> _What you will do_:
Output all entries exactly as they appear and skip the pictures.

> _Input for this task_:
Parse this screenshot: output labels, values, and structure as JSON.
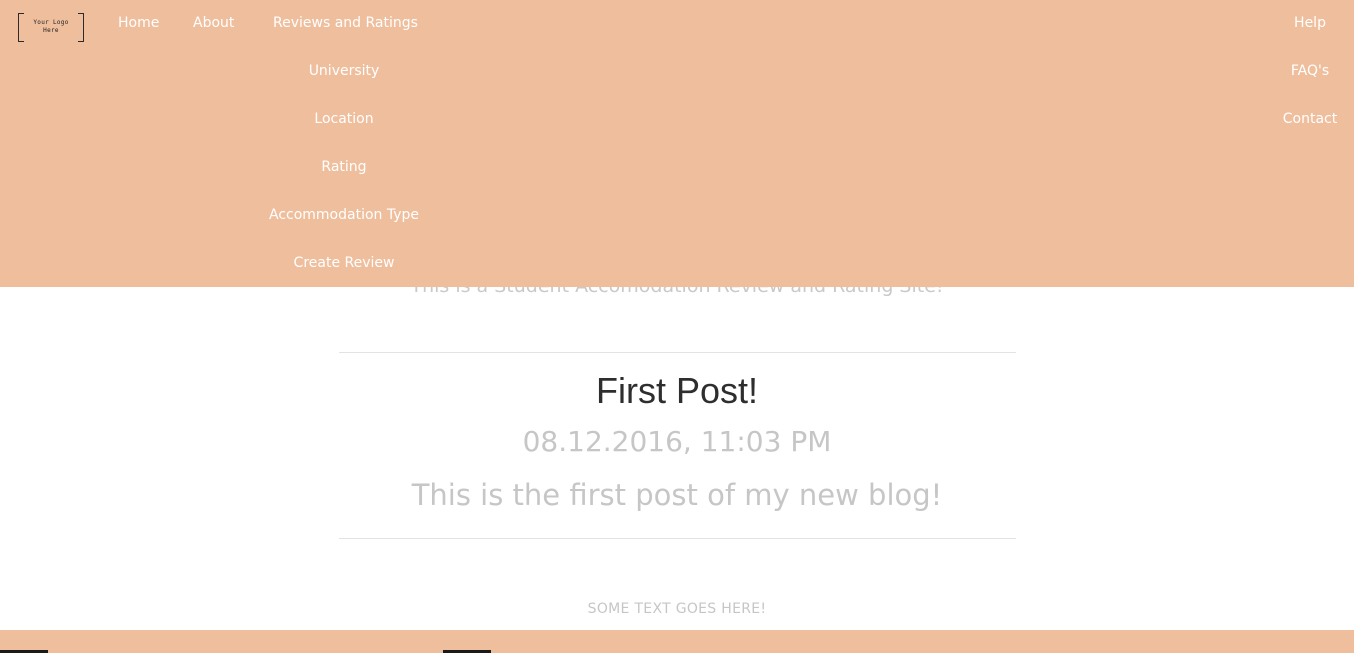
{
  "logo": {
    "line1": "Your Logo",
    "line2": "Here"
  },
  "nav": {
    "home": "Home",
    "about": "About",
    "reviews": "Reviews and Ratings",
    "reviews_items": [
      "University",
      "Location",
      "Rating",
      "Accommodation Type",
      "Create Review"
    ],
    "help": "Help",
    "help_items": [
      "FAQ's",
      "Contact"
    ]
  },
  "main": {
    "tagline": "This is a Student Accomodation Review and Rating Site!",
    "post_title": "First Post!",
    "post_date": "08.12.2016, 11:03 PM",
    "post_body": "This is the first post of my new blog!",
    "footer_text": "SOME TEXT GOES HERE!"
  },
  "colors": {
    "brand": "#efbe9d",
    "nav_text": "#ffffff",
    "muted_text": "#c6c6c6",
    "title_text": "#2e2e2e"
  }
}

> _Solution_:
Parse this screenshot: output labels, values, and structure as JSON.
{
  "logo": {
    "line1": "Your Logo",
    "line2": "Here"
  },
  "nav": {
    "home": "Home",
    "about": "About",
    "reviews": "Reviews and Ratings",
    "reviews_items": [
      "University",
      "Location",
      "Rating",
      "Accommodation Type",
      "Create Review"
    ],
    "help": "Help",
    "help_items": [
      "FAQ's",
      "Contact"
    ]
  },
  "main": {
    "tagline": "This is a Student Accomodation Review and Rating Site!",
    "post_title": "First Post!",
    "post_date": "08.12.2016, 11:03 PM",
    "post_body": "This is the first post of my new blog!",
    "footer_text": "SOME TEXT GOES HERE!"
  },
  "colors": {
    "brand": "#efbe9d",
    "nav_text": "#ffffff",
    "muted_text": "#c6c6c6",
    "title_text": "#2e2e2e"
  }
}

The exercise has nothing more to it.